It was a nice two days, anyway.
But I couldn’t expect my depression to stay away for much more than that.
What I’m experiencing now isn’t a bottomless, cosmic cold sore, like last week’s depression. But it’s a definite downturn. And that (plus the fact that I’m stuck for other material) gives me an excuse to post a little essay about depression I’ve been thinking out. I justify this in two ways. One, I’m going to make a literary comparison. Two, some of you may be writers who don’t know much about deep depression (or is that an oxymoron?) and I hope to clarify exactly what the experience feels like. For the record.
One of the most notable (and surprising) characteristics of a truly ripe depression is the sense of clarity it seems to give.
Deep depression is like Occam’s Razor, a simple, elegant answer to the whole messy problem.
It’s like the “payoff” in a classic mystery. You know the scene where the detective gathers all the suspects and explains everything, extending an accusing finger at the true culprit (who generally pulls out a hidden gun and forces the detective to dispense quick justice)?
When you’re deeply depressed, you look over your whole life—everything you’ve done and experienced, and you say, “Oh, that explains it. It’s all so simple.” It’s like that moment of clarity one imagines one has just before one dies. Which, the depressee feels, is likely to happen any minute.
So it resembles the payoff in a mystery, as stated above, but the mystery isn’t an English Cozy, or even a Thirties Hard-boiled. It’s a Noir, directed by a Frenchman
I suppose it’s a little like the experience of LSD users. I don’t know about this from experience, but I’m told that musicians (for instance) who performed under the influence of the drug thought they were producing brilliant stuff. And were appalled when they heard recordings once they’d “come down.”
When you’re deeply depressed, all your questions are answered—unpleasantly. “Why am I having trouble at work? Why are my relationships going badly? Why is my health failing?” The answer is simple. “It’s all my own fault. I am a miserable, stupid person whom nobody loves. Not only is my life lousy, but it’s going to get worse and worse until I die. Which will be soon.”

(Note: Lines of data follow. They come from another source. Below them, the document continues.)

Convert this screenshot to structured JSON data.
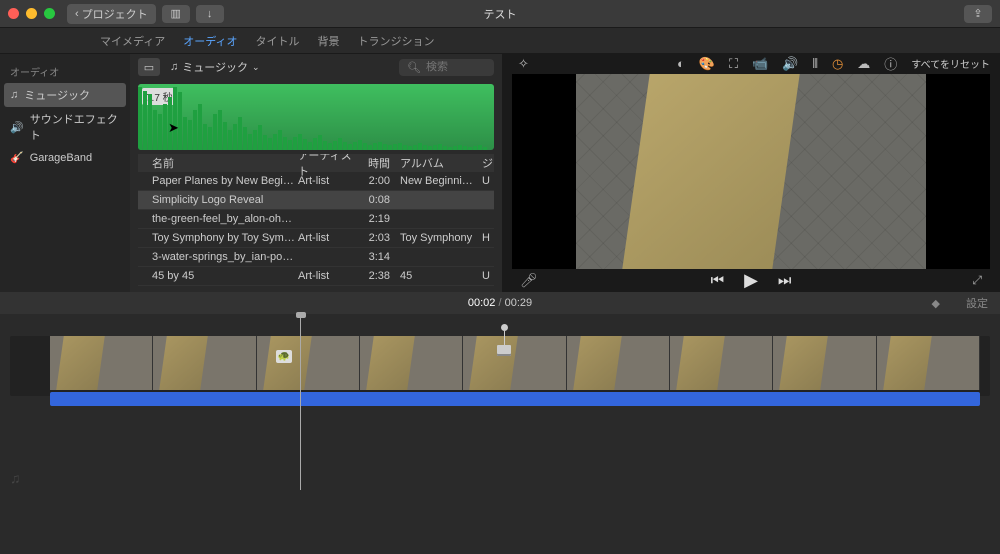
{
  "titlebar": {
    "back": "プロジェクト",
    "title": "テスト"
  },
  "tabs": [
    "マイメディア",
    "オーディオ",
    "タイトル",
    "背景",
    "トランジション"
  ],
  "tabs_active": 1,
  "sidebar": {
    "header": "オーディオ",
    "items": [
      {
        "icon": "♫",
        "label": "ミュージック",
        "sel": true
      },
      {
        "icon": "🔊",
        "label": "サウンドエフェクト"
      },
      {
        "icon": "🎸",
        "label": "GarageBand"
      }
    ]
  },
  "browser": {
    "source": "ミュージック",
    "search_ph": "検索",
    "waveform_dur": "7.7 秒",
    "headers": {
      "name": "名前",
      "artist": "アーティスト",
      "time": "時間",
      "album": "アルバム",
      "genre": "ジ"
    },
    "rows": [
      {
        "name": "Paper Planes by New Beginn...",
        "artist": "Art-list",
        "time": "2:00",
        "album": "New Beginnin...",
        "g": "U"
      },
      {
        "name": "Simplicity Logo Reveal",
        "artist": "",
        "time": "0:08",
        "album": "",
        "g": "",
        "sel": true
      },
      {
        "name": "the-green-feel_by_alon-ohan...",
        "artist": "",
        "time": "2:19",
        "album": "",
        "g": ""
      },
      {
        "name": "Toy Symphony by Toy Symp...",
        "artist": "Art-list",
        "time": "2:03",
        "album": "Toy Symphony",
        "g": "H"
      },
      {
        "name": "3-water-springs_by_ian-post...",
        "artist": "",
        "time": "3:14",
        "album": "",
        "g": ""
      },
      {
        "name": "45 by 45",
        "artist": "Art-list",
        "time": "2:38",
        "album": "45",
        "g": "U"
      }
    ]
  },
  "preview": {
    "reset": "すべてをリセット"
  },
  "time": {
    "current": "00:02",
    "total": "00:29",
    "settings": "設定"
  }
}
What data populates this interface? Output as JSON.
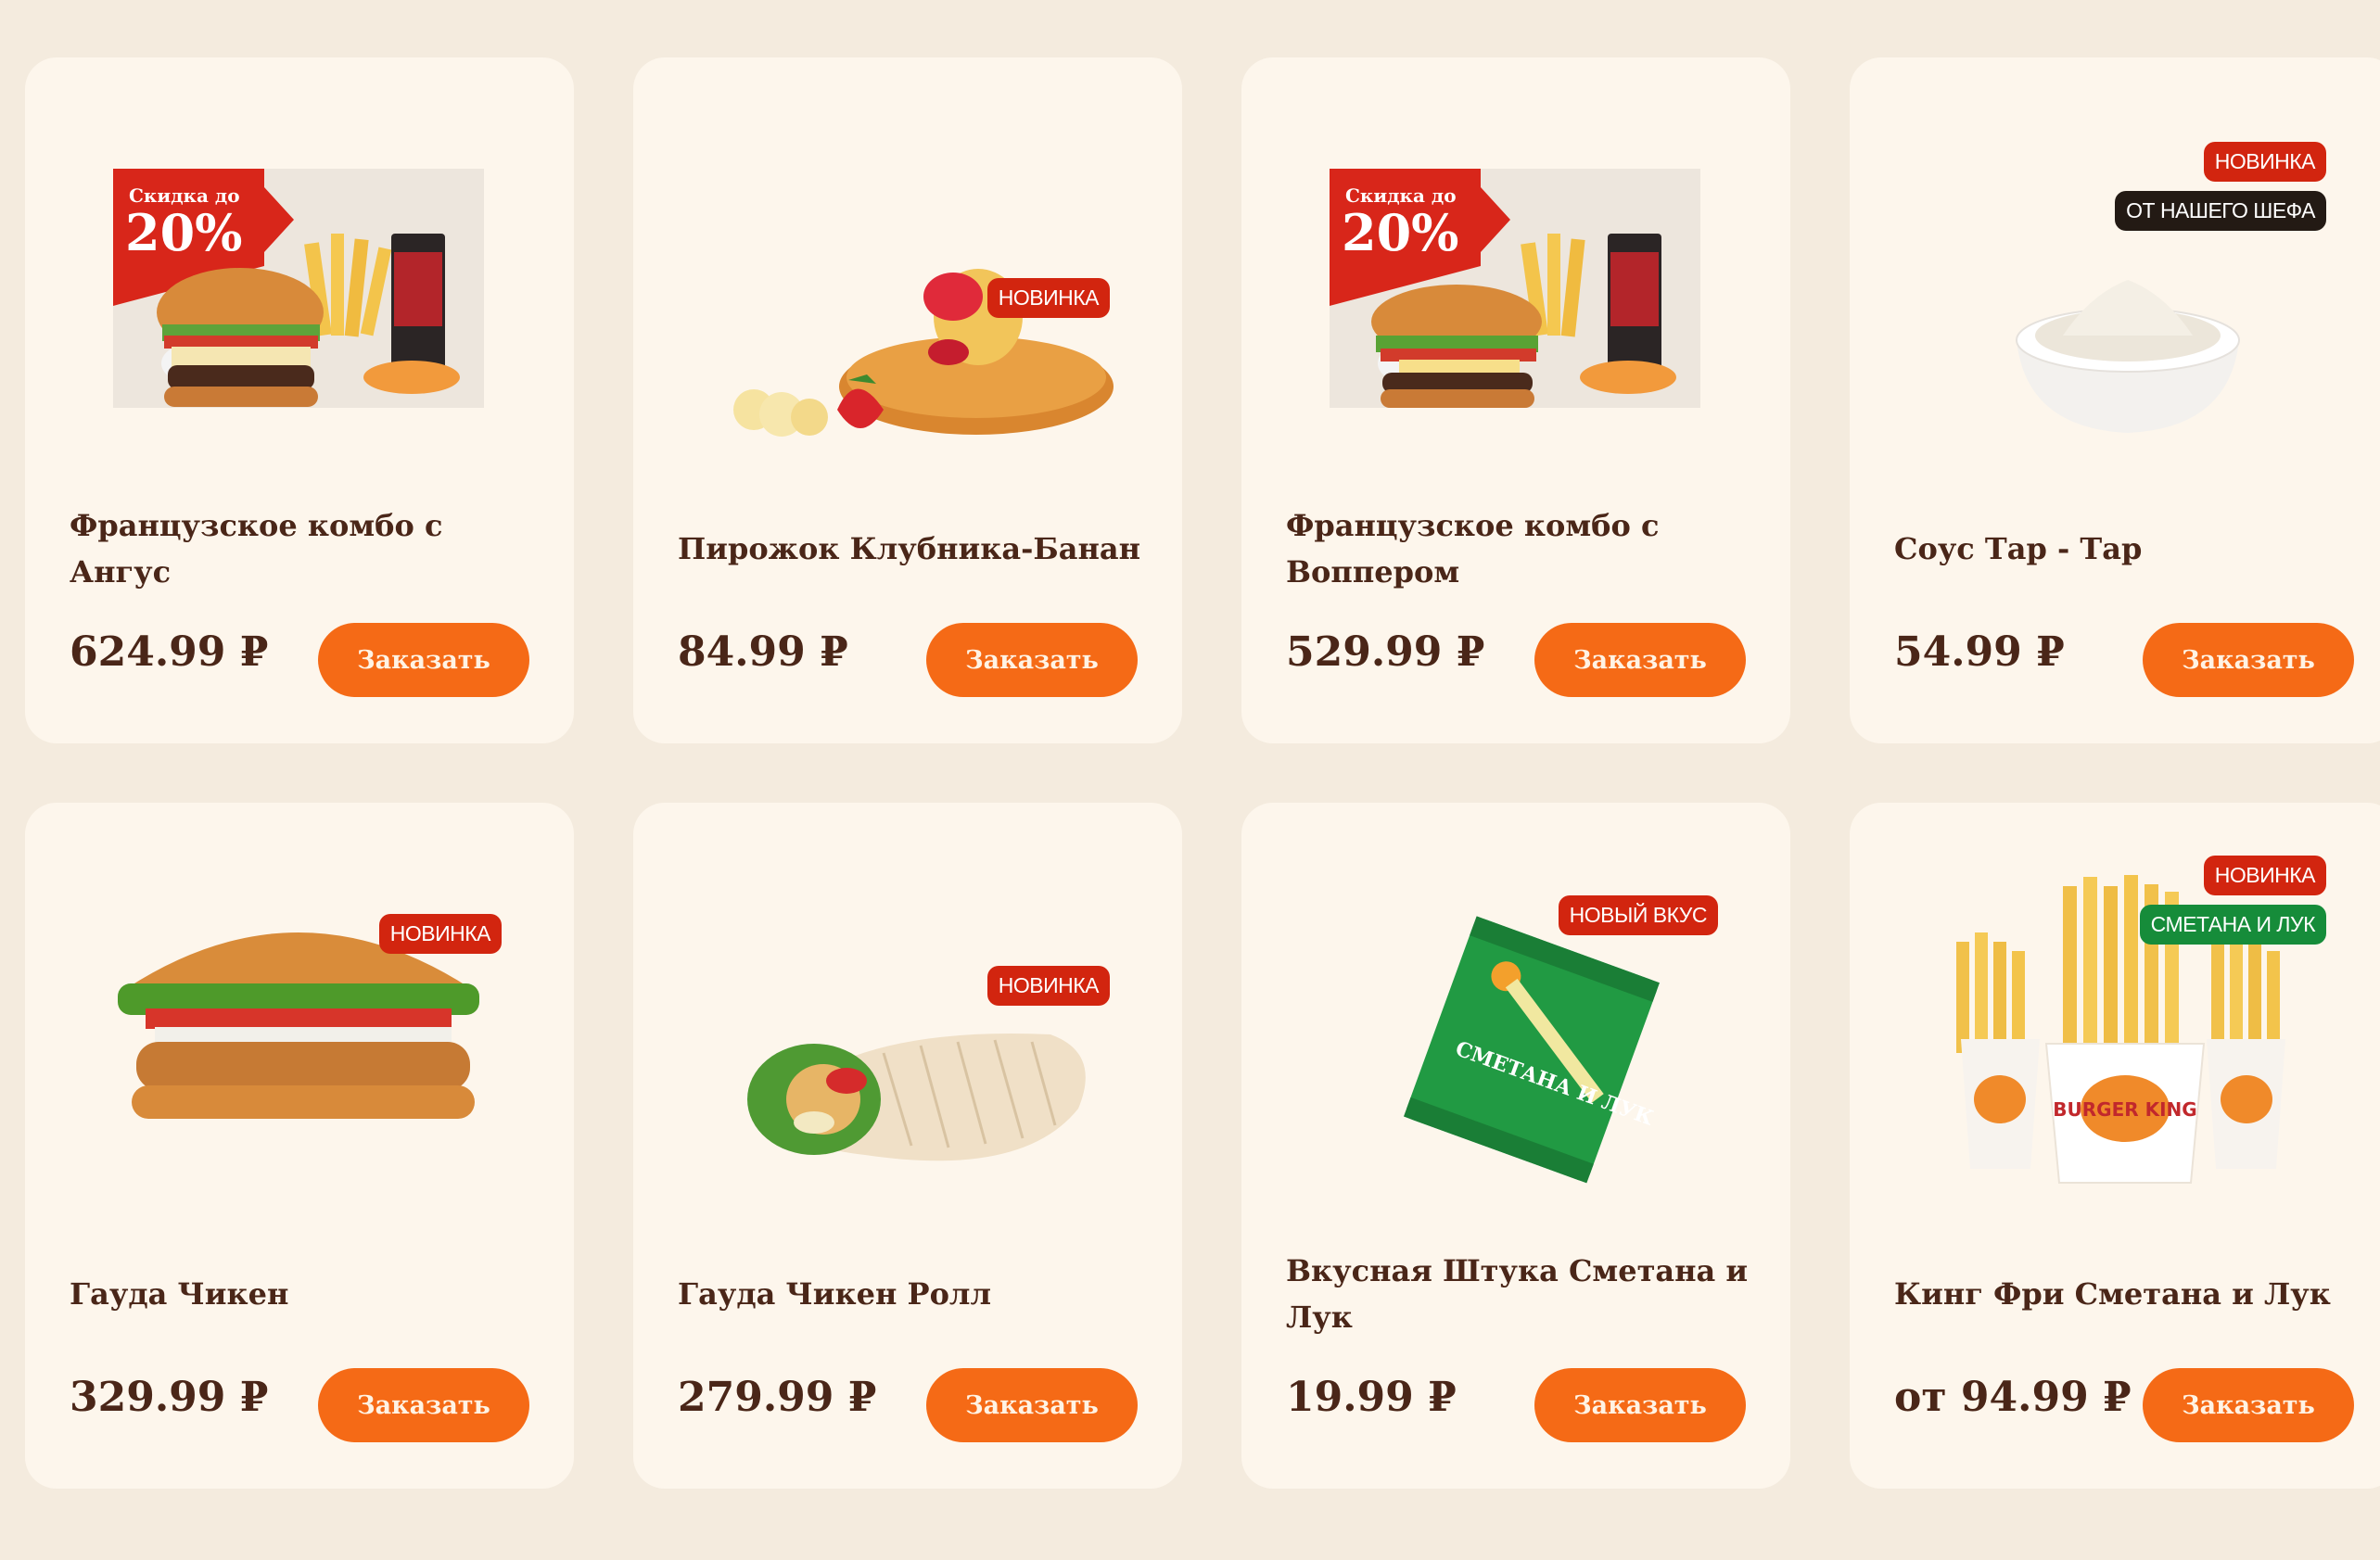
{
  "currency": "₽",
  "order_label": "Заказать",
  "promo": {
    "line1": "Скидка до",
    "value": "20%"
  },
  "cards": [
    {
      "name": "Французское комбо с Ангус",
      "price": "624.99 ₽",
      "badges": [],
      "promo": true
    },
    {
      "name": "Пирожок Клубника-Банан",
      "price": "84.99 ₽",
      "badges": [
        "НОВИНКА"
      ]
    },
    {
      "name": "Французское комбо с Воппером",
      "price": "529.99 ₽",
      "badges": [],
      "promo": true
    },
    {
      "name": "Соус Тар - Тар",
      "price": "54.99 ₽",
      "badges": [
        "НОВИНКА",
        "ОТ НАШЕГО ШЕФА"
      ]
    },
    {
      "name": "Гауда Чикен",
      "price": "329.99 ₽",
      "badges": [
        "НОВИНКА"
      ]
    },
    {
      "name": "Гауда Чикен Ролл",
      "price": "279.99 ₽",
      "badges": [
        "НОВИНКА"
      ]
    },
    {
      "name": "Вкусная Штука Сметана и Лук",
      "price": "19.99 ₽",
      "badges": [
        "НОВЫЙ ВКУС"
      ],
      "pack_text": "СМЕТАНА И ЛУК"
    },
    {
      "name": "Кинг Фри Сметана и Лук",
      "price": "от 94.99 ₽",
      "badges": [
        "НОВИНКА",
        "СМЕТАНА И ЛУК"
      ],
      "box_brand": "BURGER KING"
    }
  ],
  "colors": {
    "page_bg": "#f4ebde",
    "card_bg": "#fdf6ec",
    "button": "#f56a16",
    "text": "#4a2618",
    "badge_red": "#d2250f",
    "badge_dark": "#231a14",
    "badge_green": "#168c3a"
  }
}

I believe in reason. I’m a strong defender of reason (all praise to Francis Schaeffer). But human beings don’t always recognize reason (or unreason) in their own heads.

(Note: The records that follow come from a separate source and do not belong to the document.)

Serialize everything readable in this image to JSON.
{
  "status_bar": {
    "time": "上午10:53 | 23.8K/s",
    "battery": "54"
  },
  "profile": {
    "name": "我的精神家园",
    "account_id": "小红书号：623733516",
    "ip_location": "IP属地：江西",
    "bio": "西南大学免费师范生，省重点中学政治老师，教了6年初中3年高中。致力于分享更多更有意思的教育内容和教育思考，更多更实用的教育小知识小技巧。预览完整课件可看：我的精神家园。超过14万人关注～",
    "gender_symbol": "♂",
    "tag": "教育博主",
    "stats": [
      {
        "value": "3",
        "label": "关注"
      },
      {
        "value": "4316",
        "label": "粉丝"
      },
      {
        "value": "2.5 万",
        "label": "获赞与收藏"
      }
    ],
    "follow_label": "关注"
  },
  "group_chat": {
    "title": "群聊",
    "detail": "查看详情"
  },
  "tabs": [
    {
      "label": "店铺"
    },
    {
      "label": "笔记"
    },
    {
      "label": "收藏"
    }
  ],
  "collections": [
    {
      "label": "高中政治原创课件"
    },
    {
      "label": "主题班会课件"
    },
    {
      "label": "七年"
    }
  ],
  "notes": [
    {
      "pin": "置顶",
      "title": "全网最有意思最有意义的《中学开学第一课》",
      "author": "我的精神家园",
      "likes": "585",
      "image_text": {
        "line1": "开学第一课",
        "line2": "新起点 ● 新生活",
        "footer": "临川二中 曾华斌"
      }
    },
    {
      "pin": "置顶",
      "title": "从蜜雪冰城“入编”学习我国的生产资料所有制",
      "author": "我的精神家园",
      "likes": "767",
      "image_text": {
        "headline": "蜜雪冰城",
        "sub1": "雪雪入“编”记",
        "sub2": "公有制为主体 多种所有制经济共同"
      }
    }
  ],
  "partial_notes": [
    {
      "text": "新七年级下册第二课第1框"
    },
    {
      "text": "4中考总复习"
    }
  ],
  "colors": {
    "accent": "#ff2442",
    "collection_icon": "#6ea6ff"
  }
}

That, I think, is one of the things we need other people in our lives to help with.
I’ll go out and find some. Just as soon as I’m a little less depressed.

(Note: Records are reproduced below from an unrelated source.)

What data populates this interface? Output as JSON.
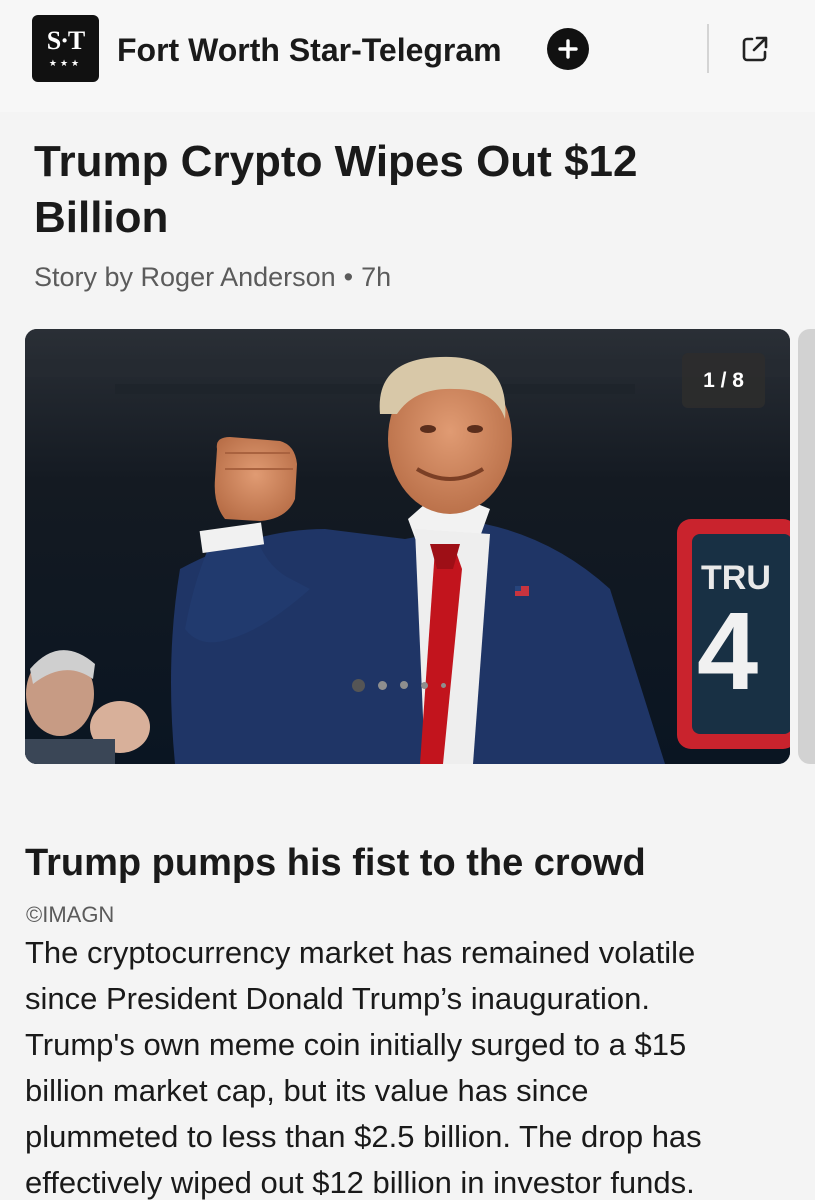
{
  "header": {
    "logo_text": "S·T",
    "logo_stars": "★★★",
    "publisher": "Fort Worth Star-Telegram",
    "follow_icon": "plus-icon",
    "share_icon": "external-link-icon"
  },
  "article": {
    "title": "Trump Crypto Wipes Out $12 Billion",
    "byline": "Story by Roger Anderson",
    "age": "7h",
    "gallery": {
      "counter": "1 / 8",
      "current": 1,
      "total": 8
    },
    "caption": "Trump pumps his fist to the crowd",
    "credit": "©IMAGN",
    "body_lines": [
      "The cryptocurrency market has remained volatile",
      "since President Donald Trump’s inauguration.",
      "Trump's own meme coin initially surged to a $15",
      "billion market cap, but its value has since",
      "plummeted to less than $2.5 billion. The drop has",
      "effectively wiped out $12 billion in investor funds."
    ]
  },
  "colors": {
    "background": "#f4f4f4",
    "text": "#1a1a1a",
    "muted": "#5b5b5b",
    "suit": "#1f3566",
    "tie": "#b3141c"
  }
}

(Please note that the above, written under the influence of a certain level of depression, may all be complete hogwash.)